Federal funds to make airport's flights safer

By Maria-Jose Subiria


The Federal Aviation Administration (FAA) announced that the American Recovery and Reinvestment Act is providing $9.2 million for improvement projects that are expected to make flights safer, more efficient and more reliable, at Hartsfield-Jackson Atlanta International Airport.

"This airport handles an enormous volume of ... air traffic, thanks to the American Recovery and Reinvestment Act," said Randy Babbitt, administrator for the FAA, during a press conference, Friday, at the airport. "I am happy to say that we are continuing to improve capabilities ... not only in this airport, but the surrounding areas as well."

According to Babbitt, $5 million of the federal funds will be invested in improvements to the 9,000-foot-long Runway 27L, at Hartsfield-Jackson. Construction workers will use 2,400 feet of the runway to install a new, approach lighting system. The system will provide visual information to pilots as they approach the runway during bad weather, he said.

"These hundreds and hundreds of lights will show a path to the runway, bringing better visibility to the pilots," he said. In addition, the lighting system will improve the airport's capacity, operational capability and safety, said Babbitt.

Kathleen Bergen, communications manager for the Southeast region of the FAA, said the project is expected to be completed by April 2011.

"Landing is one of the most critical phases of flight," added Babbitt, in a written statement. "This approach lighting system will give pilots an extra layer of safety," he said. "The Recovery Act is responsible for safety enhancement and upgrades at airports and FAA facilities nationwide."

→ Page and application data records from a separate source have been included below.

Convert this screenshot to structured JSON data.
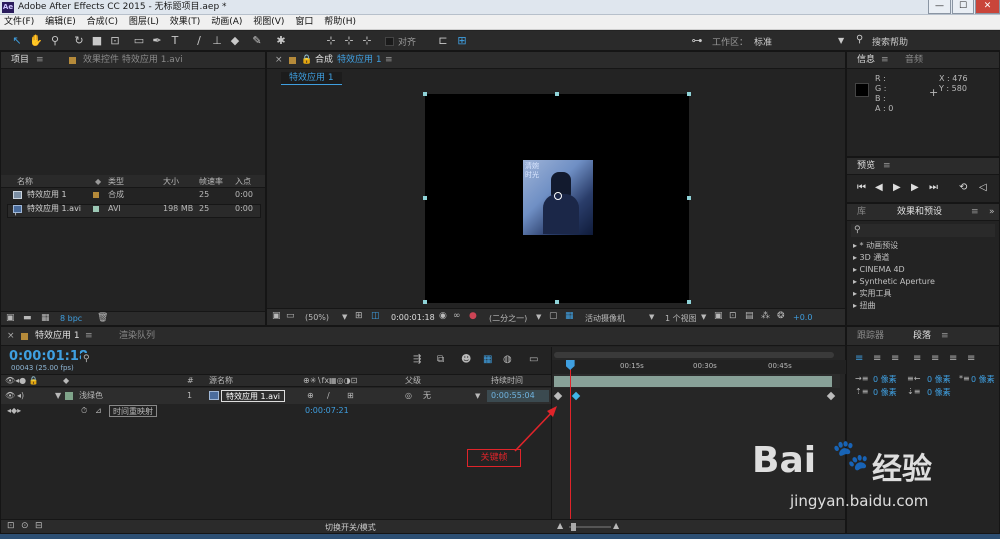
{
  "window": {
    "title": "Adobe After Effects CC 2015 - 无标题项目.aep *",
    "logo": "Ae",
    "min": "—",
    "max": "☐",
    "close": "✕"
  },
  "menu": [
    "文件(F)",
    "编辑(E)",
    "合成(C)",
    "图层(L)",
    "效果(T)",
    "动画(A)",
    "视图(V)",
    "窗口",
    "帮助(H)"
  ],
  "toolbar": {
    "align_label": "对齐",
    "workspace_label": "工作区：",
    "workspace_value": "标准",
    "search_placeholder": "搜索帮助"
  },
  "project": {
    "tab": "项目",
    "effect_controls_tab": "效果控件 特效应用 1.avi",
    "search_icon": "search-icon",
    "columns": [
      "名称",
      "类型",
      "大小",
      "帧速率",
      "入点"
    ],
    "items": [
      {
        "name": "特效应用 1",
        "type": "合成",
        "size": "",
        "fps": "25",
        "in": "0:00"
      },
      {
        "name": "特效应用 1.avi",
        "type": "AVI",
        "size": "198 MB",
        "fps": "25",
        "in": "0:00"
      }
    ],
    "bpc": "8 bpc"
  },
  "comp": {
    "tab_prefix": "合成",
    "tab_name": "特效应用 1",
    "sub_tab": "特效应用 1",
    "zoom": "(50%)",
    "timecode": "0:00:01:18",
    "resolution": "(二分之一)",
    "camera": "活动摄像机",
    "views": "1 个视图",
    "exposure": "+0.0",
    "image_text": "清婉\n时光"
  },
  "info": {
    "tab": "信息",
    "audio_tab": "音频",
    "r": "R :",
    "g": "G :",
    "b": "B :",
    "a": "A : 0",
    "x": "X : 476",
    "y": "Y : 580"
  },
  "preview": {
    "tab": "预览"
  },
  "effects": {
    "lib_tab": "库",
    "tab": "效果和预设",
    "items": [
      "▸ * 动画预设",
      "▸ 3D 通道",
      "▸ CINEMA 4D",
      "▸ Synthetic Aperture",
      "▸ 实用工具",
      "▸ 扭曲"
    ]
  },
  "timeline": {
    "tab": "特效应用 1",
    "render_tab": "渲染队列",
    "timecode": "0:00:01:18",
    "frames": "00043 (25.00 fps)",
    "cols": {
      "num": "#",
      "source": "源名称",
      "parent": "父级",
      "duration": "持续时间"
    },
    "layer": {
      "label": "浅绿色",
      "num": "1",
      "source": "特效应用 1.avi",
      "parent": "无",
      "duration": "0:00:55:04"
    },
    "property": {
      "name": "时间重映射",
      "value": "0:00:07:21"
    },
    "ruler": [
      "00:15s",
      "00:30s",
      "00:45s"
    ],
    "toggle_label": "切换开关/模式",
    "annotation": "关键帧",
    "playhead_pos": 0.02
  },
  "tracker": {
    "tab": "跟踪器",
    "para_tab": "段落",
    "px": "0 像素",
    "px2": "0 像素"
  },
  "watermark": {
    "brand": "Bai",
    "brand_cn": "经验",
    "url": "jingyan.baidu.com"
  },
  "colors": {
    "accent": "#3f9fe0",
    "label_green": "#7fa48a",
    "annotation_red": "#e0242a",
    "layer_bar": "#a8c9be"
  }
}
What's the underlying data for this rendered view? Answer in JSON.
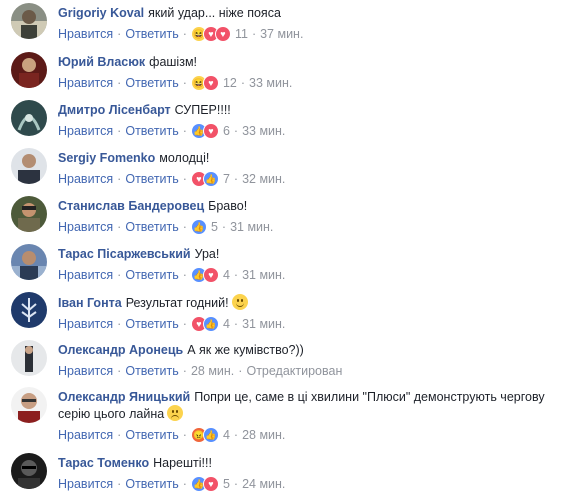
{
  "colors": {
    "author": "#385898",
    "link": "#4267b2",
    "meta": "#90949c",
    "text": "#1d2129"
  },
  "labels": {
    "like": "Нравится",
    "reply": "Ответить",
    "separator": "·"
  },
  "comments": [
    {
      "author": "Grigoriy Koval",
      "text": "який удар... ніже пояса",
      "reactions": [
        "haha",
        "love",
        "love"
      ],
      "count": "11",
      "time": "37 мин."
    },
    {
      "author": "Юрий Власюк",
      "text": "фашізм!",
      "reactions": [
        "haha",
        "love"
      ],
      "count": "12",
      "time": "33 мин."
    },
    {
      "author": "Дмитро Лісенбарт",
      "text": "СУПЕР!!!!",
      "reactions": [
        "like",
        "love"
      ],
      "count": "6",
      "time": "33 мин."
    },
    {
      "author": "Sergiy Fomenko",
      "text": "молодці!",
      "reactions": [
        "love",
        "like"
      ],
      "count": "7",
      "time": "32 мин."
    },
    {
      "author": "Станислав Бандеровец",
      "text": "Браво!",
      "reactions": [
        "like"
      ],
      "count": "5",
      "time": "31 мин."
    },
    {
      "author": "Тарас Пісаржевський",
      "text": "Ура!",
      "reactions": [
        "like",
        "love"
      ],
      "count": "4",
      "time": "31 мин."
    },
    {
      "author": "Іван Гонта",
      "text": "Результат годний!",
      "emoji": "smile",
      "reactions": [
        "love",
        "like"
      ],
      "count": "4",
      "time": "31 мин."
    },
    {
      "author": "Олександр Аронець",
      "text": "А як же кумівство?))",
      "time": "28 мин.",
      "edited": "Отредактирован"
    },
    {
      "author": "Олександр Яницький",
      "text": "Попри це, саме в ці хвилини \"Плюси\" демонструють чергову серію цього лайна",
      "emoji": "sad",
      "reactions": [
        "angry",
        "like"
      ],
      "count": "4",
      "time": "28 мин."
    },
    {
      "author": "Тарас Томенко",
      "text": "Нарешті!!!",
      "reactions": [
        "like",
        "love"
      ],
      "count": "5",
      "time": "24 мин."
    }
  ]
}
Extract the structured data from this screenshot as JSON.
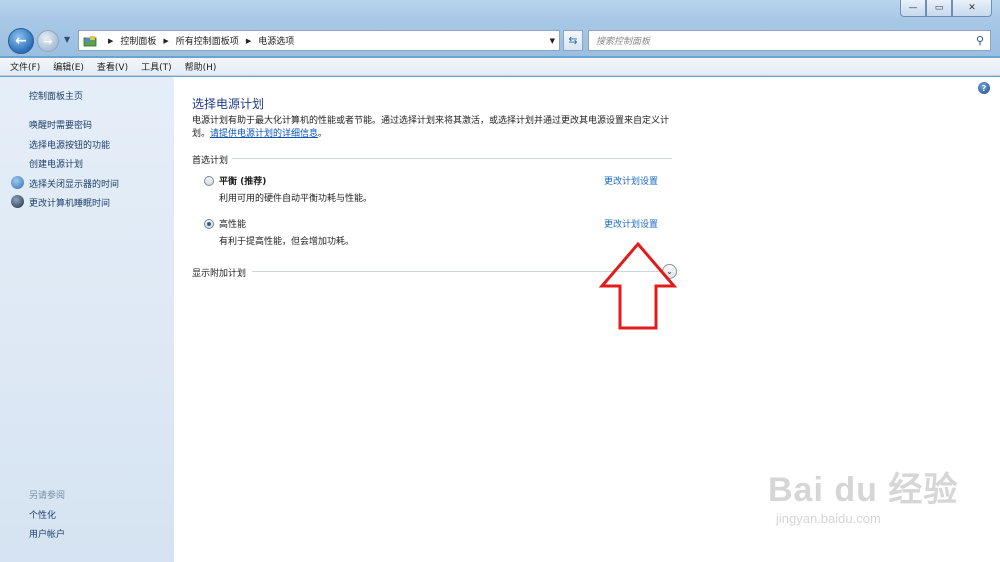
{
  "window": {
    "bg_text": "",
    "controls": [
      "—",
      "▭",
      "✕"
    ]
  },
  "nav": {
    "back_symbol": "←",
    "forward_symbol": "→",
    "breadcrumb": [
      "控制面板",
      "所有控制面板项",
      "电源选项"
    ],
    "search_placeholder": "搜索控制面板"
  },
  "menu": [
    "文件(F)",
    "编辑(E)",
    "查看(V)",
    "工具(T)",
    "帮助(H)"
  ],
  "sidebar": {
    "home": "控制面板主页",
    "items": [
      "唤醒时需要密码",
      "选择电源按钮的功能",
      "创建电源计划",
      "选择关闭显示器的时间",
      "更改计算机睡眠时间"
    ],
    "see_also_title": "另请参阅",
    "see_also": [
      "个性化",
      "用户帐户"
    ]
  },
  "main": {
    "title": "选择电源计划",
    "desc_line1": "电源计划有助于最大化计算机的性能或者节能。通过选择计划来将其激活，或选择计划并通过更改其电源设置来自定义计",
    "desc_line2_prefix": "划。",
    "desc_link": "请提供电源计划的详细信息",
    "desc_line2_suffix": "。",
    "preferred_label": "首选计划",
    "plans": [
      {
        "name": "平衡 (推荐)",
        "desc": "利用可用的硬件自动平衡功耗与性能。",
        "link": "更改计划设置",
        "selected": false
      },
      {
        "name": "高性能",
        "desc": "有利于提高性能，但会增加功耗。",
        "link": "更改计划设置",
        "selected": true
      }
    ],
    "additional_label": "显示附加计划"
  },
  "watermark": {
    "big": "Bai du 经验",
    "small": "jingyan.baidu.com"
  },
  "colors": {
    "accent": "#1f3d8a",
    "link": "#1a69c4",
    "arrow": "#e31b1b"
  }
}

Babbitt said that, when improvements are made in airports like Hartsfield-Jackson, the upgrades will ripple through the FAA's entire national airspace system.

The Recovery Act funds will also provide more than $1.5 million to install a new engine-generator system for the FAA's airport traffic control tower, said Bergen.

"The tower now has two engine-generator systems, which will ensure essential back-up power for air traffic control operations at the world's busiest airport," she said.

Bergen said the system will supply on-site power to the Atlanta control tower, if both commercial power sources fail during harsh weather. The control tower is able to operate all of the air traffic control equipment at full capacity, when solely powered by the engine-generator systems, she said.

"ARRA [Recovery Act] also funded a $2.6 million power-distribution system for the National Network Control Center, in Hampton, Ga., which processes pilot-flight plans," said Bergen.

The new system includes, two commercial power feeds, a standby generator, and two uninterruptible power systems, with battery back-ups, said the spokeswoman.

It is essential to keep a fully-functioning control center, because it's crucial to efficient operations of the national airspace system, added Bergen.

"These projects are just a few examples of the terrific work being done around the country, thanks to the Recovery Act," said U.S. Transportation Secretary, Ray LaHood, in a prepared statement. "Construction workers and engineers are helping to modernize and repair our nation's commercial and general aviation airports."

Babbitt explained that the $9.2 million in funding is in addition to the $13.9 million in Recovery Act money the airport received last year for construction of an apron --a parking area for aircraft -- at the Maynard H. Jackson, Jr., International Terminal.

"I look forward to seeing increased airport efficiency as a result of the investments that have been made here, not only for the air transportation system, but to the City of Atlanta as well," said Babbitt.

Atlanta Mayor Kasim Reed said that in addition to airport improvements, the Recovery Act funding will provide individuals with "good-paying" jobs. "Without this plan, many other airport authorities may not have had the resources to hire workers and get projects underway," said Reed. "That is what we've done at Hartsfield-Jackson, with the help of FAA and the Obama administration."

During a press conference, the mayor was asked when he will ultimately choose a permanent aviation general manager for the airport. Reed said five names have already been selected, and he will be conducting interviews all day on Monday, Aug. 16. Former Aviation General Manager Ben DeCosta's successor is expected to be announced approximately a week after the interviews, he said.